We therefore conclude that the section in question was intended to add to the enumerated claims of the old law "any and all debts and liabilities" not theretofore included. This is the interpretation suggested in Butler v. Steamship Co., supra. That the section operates as such an amendment of the existing law and not as a repeal of the qualifications found in that law, is the view adopted by three Circuit Courts of Appeal, in the cases of The Republic, 61 F. 109, in the Second Circuit; The Annie Faxon, 75 F. 312, in the Ninth Circuit, and in Towing Company v. Transportation Company, 155 F. 11, in the Sixth Circuit, as well as by a number of District Courts, among them being the cases of The Amos D. Carver, 35 F. 665, and In re Meyer, 74 F. 881.
Thus construed, the section harmonizes with the policy of limiting the owner's risk to his interest in the ship in respect of all claims arising out of the conduct of the master and crew, whether the liability be strictly maritime or from a tort non-maritime, but leaves him liable for his own fault, neglect and contracts.
If thus the owner's liability for a tort permitted or incurred through the master or crew, although non-maritime because due to a collision between the ship and a structure upon land, be one in respect to which his liability is limited, and he applies for the benefit of such limitation to the proper District Court of the United States, "all proceedings," by the express terms of § 4285, Revised Statutes, "against the owner shall cease." The procedure in any such case is prescribed by the 54th and 55th rules in admiralty, where it is said that the court shall, "on application of the said owner or owners, make an order to restrain the further prosecution of all and any suit or suits against said owner or owners in respect of any such claim or claims." Providence N.Y. Steamship Co. v. Hill Mfg. Co., 109 U.S. 578; Butler v. Steamship Co., 130 U.S. 527, 549.

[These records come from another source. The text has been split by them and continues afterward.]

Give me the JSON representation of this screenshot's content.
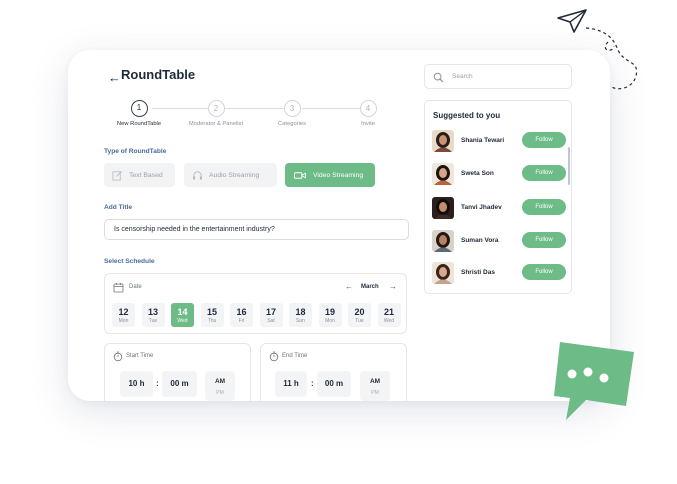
{
  "page": {
    "title": "RoundTable"
  },
  "stepper": [
    {
      "number": "1",
      "label": "New RoundTable",
      "active": true
    },
    {
      "number": "2",
      "label": "Moderator & Panelist",
      "active": false
    },
    {
      "number": "3",
      "label": "Categories",
      "active": false
    },
    {
      "number": "4",
      "label": "Invite",
      "active": false
    }
  ],
  "roundtable_type": {
    "label": "Type of RoundTable",
    "options": [
      {
        "label": "Text Based",
        "icon": "edit-icon",
        "selected": false
      },
      {
        "label": "Audio Streaming",
        "icon": "headphones-icon",
        "selected": false
      },
      {
        "label": "Video Streaming",
        "icon": "video-camera-icon",
        "selected": true
      }
    ]
  },
  "title_field": {
    "label": "Add Title",
    "value": "Is censorship needed in the entertainment industry?"
  },
  "schedule": {
    "label": "Select Schedule",
    "date_label": "Date",
    "month": "March",
    "days": [
      {
        "num": "12",
        "wd": "Mon",
        "selected": false
      },
      {
        "num": "13",
        "wd": "Tue",
        "selected": false
      },
      {
        "num": "14",
        "wd": "Wed",
        "selected": true
      },
      {
        "num": "15",
        "wd": "Thu",
        "selected": false
      },
      {
        "num": "16",
        "wd": "Fri",
        "selected": false
      },
      {
        "num": "17",
        "wd": "Sat",
        "selected": false
      },
      {
        "num": "18",
        "wd": "Sun",
        "selected": false
      },
      {
        "num": "19",
        "wd": "Mon",
        "selected": false
      },
      {
        "num": "20",
        "wd": "Tue",
        "selected": false
      },
      {
        "num": "21",
        "wd": "Wed",
        "selected": false
      }
    ],
    "start_time": {
      "label": "Start Time",
      "hours": "10 h",
      "minutes": "00 m",
      "period": "AM",
      "alt_period": "PM"
    },
    "end_time": {
      "label": "End Time",
      "hours": "11 h",
      "minutes": "00 m",
      "period": "AM",
      "alt_period": "PM"
    }
  },
  "search": {
    "placeholder": "Search"
  },
  "suggestions": {
    "title": "Suggested to you",
    "follow_label": "Follow",
    "people": [
      {
        "name": "Shania Tewari"
      },
      {
        "name": "Sweta Son"
      },
      {
        "name": "Tanvi Jhadev"
      },
      {
        "name": "Suman Vora"
      },
      {
        "name": "Shristi Das"
      }
    ]
  },
  "colors": {
    "accent": "#6dbb86",
    "title": "#1e2a3b",
    "section_label": "#4b6a9b",
    "chip_bg": "#f2f3f5"
  }
}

The case of Ex parte Phenix Insurance Co., 118 U.S. 610, which was a petition for the benefits of the limited liability act and to stay suits at common law against the owner for liability by fire carried to buildings on land communicated from the ship, has been cited as holding that the limited liability statute did not apply to such a claim, and that a court of admiralty could not draw to itself jurisdiction over any such claim. But that liability was incurred on September 20, 1880, a date antecedent to the act of 1884, which act expressly excluded liabilities which arose before its passage. That the decision by this court was not made until November, 1886, and that the opinion makes no reference to the act of 1884 is of no importance, since the act had no application.
The decree is reversed and the case remanded for further proceedings in accordance with this opinion.